Raw data -

- Opening Delimiter -

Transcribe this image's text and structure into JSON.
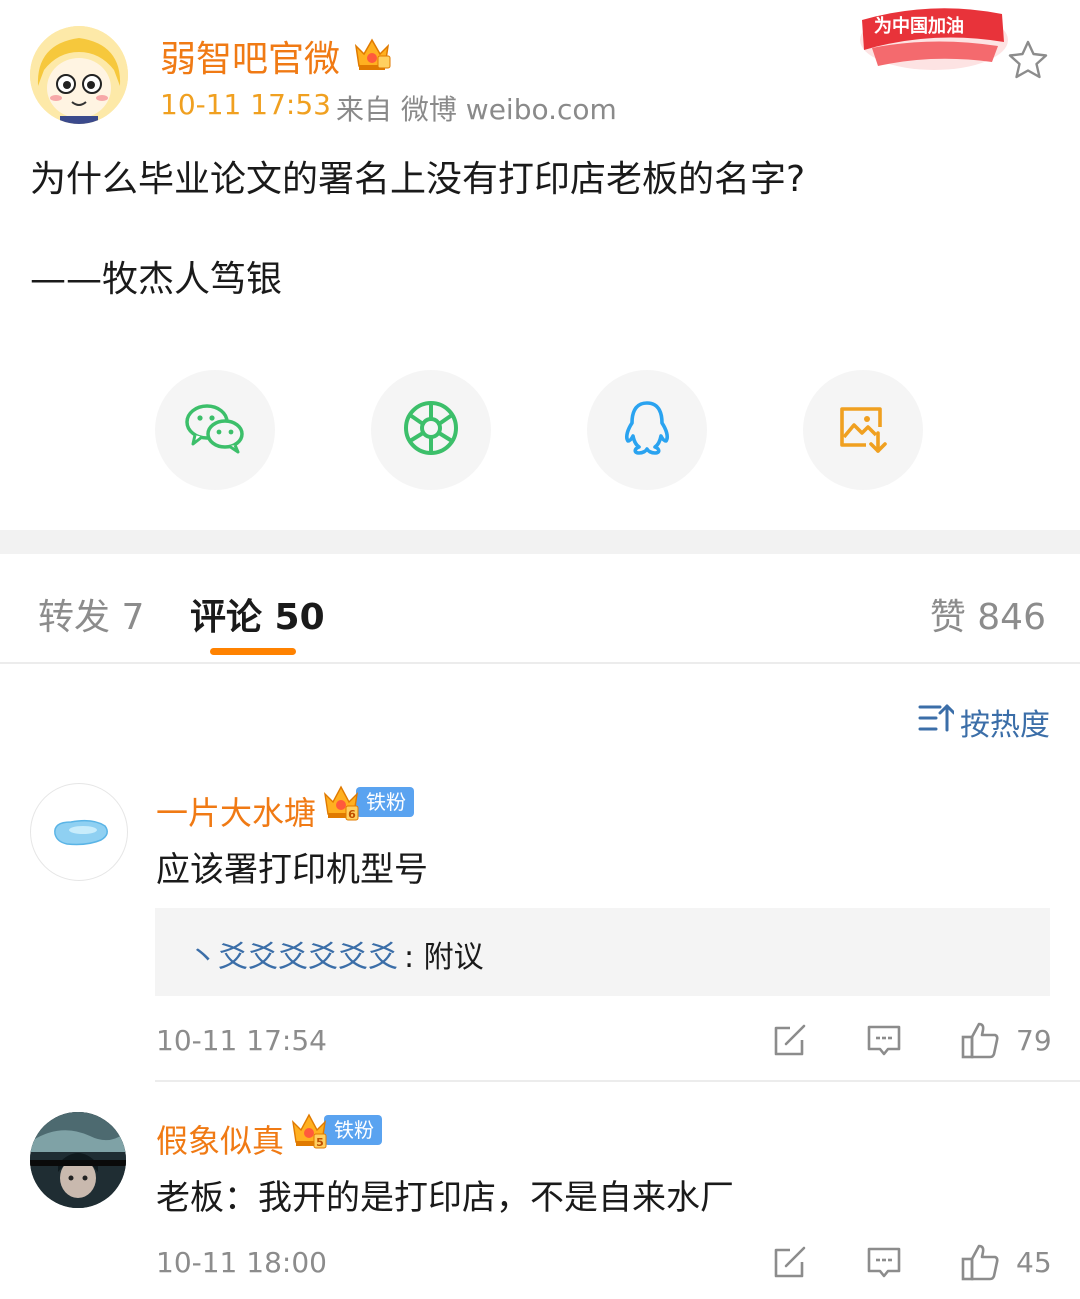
{
  "post": {
    "author": "弱智吧官微",
    "time": "10-11 17:53",
    "source": "来自 微博 weibo.com",
    "text": "为什么毕业论文的署名上没有打印店老板的名字?",
    "signature": "——牧杰人笃银",
    "promo_text": "为中国加油"
  },
  "share": {
    "icons": [
      "wechat-icon",
      "moments-icon",
      "qq-icon",
      "save-image-icon"
    ]
  },
  "tabs": {
    "repost": "转发 7",
    "comments": "评论 50",
    "likes": "赞 846"
  },
  "sort": {
    "label": "按热度"
  },
  "comments": [
    {
      "name": "一片大水塘",
      "badge": "铁粉",
      "badge_level": "6",
      "text": "应该署打印机型号",
      "reply_prefix": "丶爻爻爻爻爻爻",
      "reply_text": ": 附议",
      "time": "10-11 17:54",
      "likes": "79"
    },
    {
      "name": "假象似真",
      "badge": "铁粉",
      "badge_level": "5",
      "text": "老板：我开的是打印店，不是自来水厂",
      "time": "10-11 18:00",
      "likes": "45"
    }
  ],
  "colors": {
    "accent": "#ff8200",
    "author_name": "#f07a14",
    "link_blue": "#3b6ea8",
    "fan_badge": "#5aa3f0",
    "promo_red": "#e8333a"
  }
}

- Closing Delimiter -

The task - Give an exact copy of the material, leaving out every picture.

Response to the task -
Transcribe this image's text and structure into JSON.
{
  "post": {
    "author": "弱智吧官微",
    "time": "10-11 17:53",
    "source": "来自 微博 weibo.com",
    "text": "为什么毕业论文的署名上没有打印店老板的名字?",
    "signature": "——牧杰人笃银",
    "promo_text": "为中国加油"
  },
  "share": {
    "icons": [
      "wechat-icon",
      "moments-icon",
      "qq-icon",
      "save-image-icon"
    ]
  },
  "tabs": {
    "repost": "转发 7",
    "comments": "评论 50",
    "likes": "赞 846"
  },
  "sort": {
    "label": "按热度"
  },
  "comments": [
    {
      "name": "一片大水塘",
      "badge": "铁粉",
      "badge_level": "6",
      "text": "应该署打印机型号",
      "reply_prefix": "丶爻爻爻爻爻爻",
      "reply_text": ": 附议",
      "time": "10-11 17:54",
      "likes": "79"
    },
    {
      "name": "假象似真",
      "badge": "铁粉",
      "badge_level": "5",
      "text": "老板：我开的是打印店，不是自来水厂",
      "time": "10-11 18:00",
      "likes": "45"
    }
  ],
  "colors": {
    "accent": "#ff8200",
    "author_name": "#f07a14",
    "link_blue": "#3b6ea8",
    "fan_badge": "#5aa3f0",
    "promo_red": "#e8333a"
  }
}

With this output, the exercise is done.